Then there was this criminal duo simply known as Billa and Ranga in the late 1970s. As far as I can remember they were both taxi drivers in Delhi. They raped and killed the two children of a naval officer in a remote park. It was a heartrending act of brutality and the duo were duly hanged. Today, four decades later, Delhi has acquired the sobriquet as the rape capital of the country.

A cursory sociological analysis would show that a predominant segment of the offenders come from backgrounds that support the khap panchayats around Delhi, village kangaroo courts that dispense quick justice, chiefly against the social mixing of boys and girls from different castes.

The khap’s brand of widespread ‘honour killings’ closely resembles the practice favoured by the Taliban. Is there a study of Delhi policemen who support the khap panchayats, and who expectedly also blame women for inviting rape?

We hanged Satwant Singh for Indira Gandhi’s murder. His memory is worshipped in Punjab.

If the Gandhi family believes they have atoned for the assault on the Golden Temple and for all the injustices against the Sikh youth by placing high-visibility Sikh officials in government posts, they should hear the hiss of the Sikh taxi drivers when they remember 1984.

It’s almost three decades since the massacre of thousands of members of their faith. Not a single Congress politician has been convicted for leading the charge. The death toll was at least 50 times more than was inflicted by Kasab and his cohorts.
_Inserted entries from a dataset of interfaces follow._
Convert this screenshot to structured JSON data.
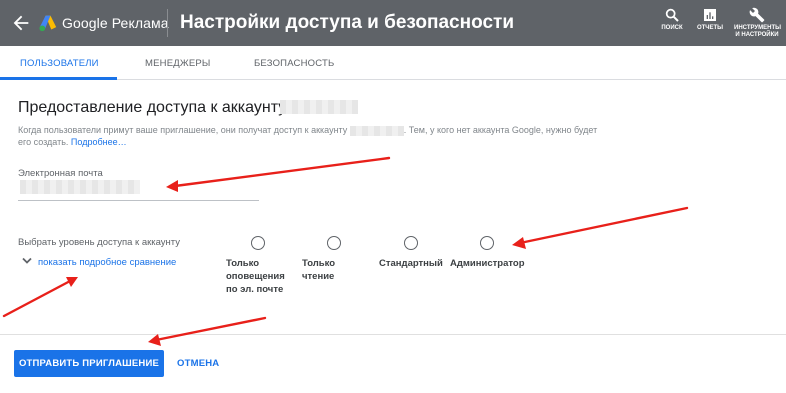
{
  "header": {
    "brand": "Google Реклама",
    "title": "Настройки доступа и безопасности",
    "actions": [
      {
        "label": "ПОИСК",
        "icon": "search-icon"
      },
      {
        "label": "ОТЧЕТЫ",
        "icon": "reports-icon"
      },
      {
        "label": "ИНСТРУМЕНТЫ И НАСТРОЙКИ",
        "icon": "wrench-icon"
      }
    ]
  },
  "tabs": [
    {
      "label": "ПОЛЬЗОВАТЕЛИ",
      "active": true
    },
    {
      "label": "МЕНЕДЖЕРЫ",
      "active": false
    },
    {
      "label": "БЕЗОПАСНОСТЬ",
      "active": false
    }
  ],
  "card": {
    "title": "Предоставление доступа к аккаунту",
    "desc_before": "Когда пользователи примут ваше приглашение, они получат доступ к аккаунту",
    "desc_after": ". Тем, у кого нет аккаунта Google, нужно будет его создать.",
    "more_link": "Подробнее…",
    "email_label": "Электронная почта",
    "level_label": "Выбрать уровень доступа к аккаунту",
    "compare_link": "показать подробное сравнение",
    "options": [
      "Только оповещения по эл. почте",
      "Только чтение",
      "Стандартный",
      "Администратор"
    ]
  },
  "footer": {
    "send_label": "ОТПРАВИТЬ ПРИГЛАШЕНИЕ",
    "cancel_label": "ОТМЕНА"
  },
  "colors": {
    "header_bg": "#5f6368",
    "accent": "#1a73e8",
    "annotation_arrow": "#e8201a"
  }
}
There was something arbitrary about Kasab’s hanging. A few years ago, a Kashmiri vegetable vendor was handed capital punishment on the basis of circumstantial evidence that he plotted the December 2001 armed attack on parliament.

The order said Afzal Guru should be hanged to assuage the collective conscience of society. Guru is still lingering in jail robbing the Indian society of its ghoulish salve. Kasab’s was an open and shut case by comparison.
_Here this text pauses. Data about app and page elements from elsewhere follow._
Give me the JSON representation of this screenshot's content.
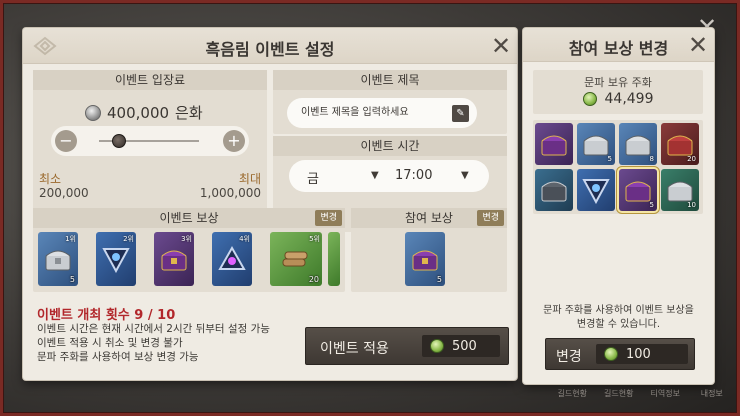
{
  "background": {
    "close_label": "✕",
    "bottom_bar": [
      "길드현황",
      "길드현황",
      "티역정보",
      "내정보"
    ]
  },
  "dialog": {
    "title": "흑음림 이벤트 설정",
    "close_label": "✕",
    "entry_fee": {
      "header": "이벤트 입장료",
      "value": "400,000",
      "currency": "은화",
      "minus_label": "−",
      "plus_label": "+",
      "slider_fraction": 0.2,
      "min_label": "최소",
      "min_value": "200,000",
      "max_label": "최대",
      "max_value": "1,000,000"
    },
    "event_title": {
      "header": "이벤트 제목",
      "placeholder": "이벤트 제목을 입력하세요",
      "edit_icon": "pencil-icon"
    },
    "event_time": {
      "header": "이벤트 시간",
      "day": "금",
      "hour": "17:00"
    },
    "event_reward": {
      "header": "이벤트 보상",
      "change_label": "변경",
      "items": [
        {
          "icon": "silver-chest-icon",
          "grade": "1위",
          "qty": "5"
        },
        {
          "icon": "blue-triangle-banner-icon",
          "grade": "2위",
          "qty": ""
        },
        {
          "icon": "purple-chest-icon",
          "grade": "3위",
          "qty": ""
        },
        {
          "icon": "blue-orb-banner-icon",
          "grade": "4위",
          "qty": ""
        },
        {
          "icon": "wood-logs-icon",
          "grade": "5위",
          "qty": "20"
        }
      ]
    },
    "participation_reward": {
      "header": "참여 보상",
      "change_label": "변경",
      "item": {
        "icon": "purple-chest-icon",
        "qty": "5"
      }
    },
    "event_count": "이벤트 개최 횟수 9 / 10",
    "notes": [
      "이벤트 시간은 현재 시간에서 2시간 뒤부터 설정 가능",
      "이벤트 적용 시 취소 및 변경 불가",
      "문파 주화를 사용하여 보상 변경 가능"
    ],
    "apply_button": {
      "label": "이벤트 적용",
      "cost": "500"
    }
  },
  "side": {
    "title": "참여 보상 변경",
    "close_label": "✕",
    "coin_label": "문파 보유 주화",
    "coin_value": "44,499",
    "items": [
      {
        "icon": "purple-chest-icon",
        "qty": ""
      },
      {
        "icon": "silver-chest-icon",
        "qty": "5"
      },
      {
        "icon": "silver-chest-icon",
        "qty": "8"
      },
      {
        "icon": "red-chest-icon",
        "qty": "20"
      },
      {
        "icon": "dark-chest-icon",
        "qty": ""
      },
      {
        "icon": "blue-triangle-banner-icon",
        "qty": ""
      },
      {
        "icon": "purple-chest-icon",
        "qty": "5"
      },
      {
        "icon": "silver-chest-icon",
        "qty": "10"
      }
    ],
    "selected_index": 6,
    "note": "문파 주화를 사용하여 이벤트 보상을 변경할 수 있습니다.",
    "change_button": {
      "label": "변경",
      "cost": "100"
    }
  }
}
However, there are several more death-row convicts awaiting justice for years. Why was he killed first? Was it the enormity of his crime? Is there a law to determine the order in which the convicts would be sent to the gallows? If it is a decision of the president alone, it only raises more questions.

Why was Kasab not given his right to seek a judicial review of the president’s decision? It is an inviolable legal right of a condemned prisoner. Did he know about it? Did he turn it down?

What if the president is a bleeding heart liberal (as we would like them to be) and he or she opposes capital punishment. Does the president impose his or her choice in the matter? Conversely, what if the head of state is a closet lover of the death sentence? Where is the impersonal, unbiased promise of justice?

Shortly after Kasab was executed in Pune, a spokesperson for the late Bal Thackeray’s party boasted to a TV channel that the Mumbai killer’s fate may have been sealed when the Shiv Sena chief committed his support for Pranab Mukherjee’s candidature as president of India. Kasab’s death was the biggest homage to the memory of Thackeray, Sanjay Raut proclaimed.

Thackeray had told Mr Mukherjee, who came to visit the Mumbai strongman for his crucial backing in the presidential contest, that he saw the veteran Congress man as an upright nationalist. He said he expected Mr Mukherjee to swiftly send the condemned man to the gallows.

How much Thackeray’s persistence weighed in with Mr Mukherjee’s final decision is a matter of conjecture and will probably never be known. But who can deny the larger, (though not very large) benefit the Congress expects to gain out of the sordid episode.

Kasab was reportedly humming Hindi movie songs during his long stay on death row, not fully aware of the enormity of his crime. Nor will his death stop another gun-toting delinquent from killing people senselessly, nor from smiling at his would-be executioners while still humming a juvenile song.

The writer is Dawn’s correspondent in Delhi.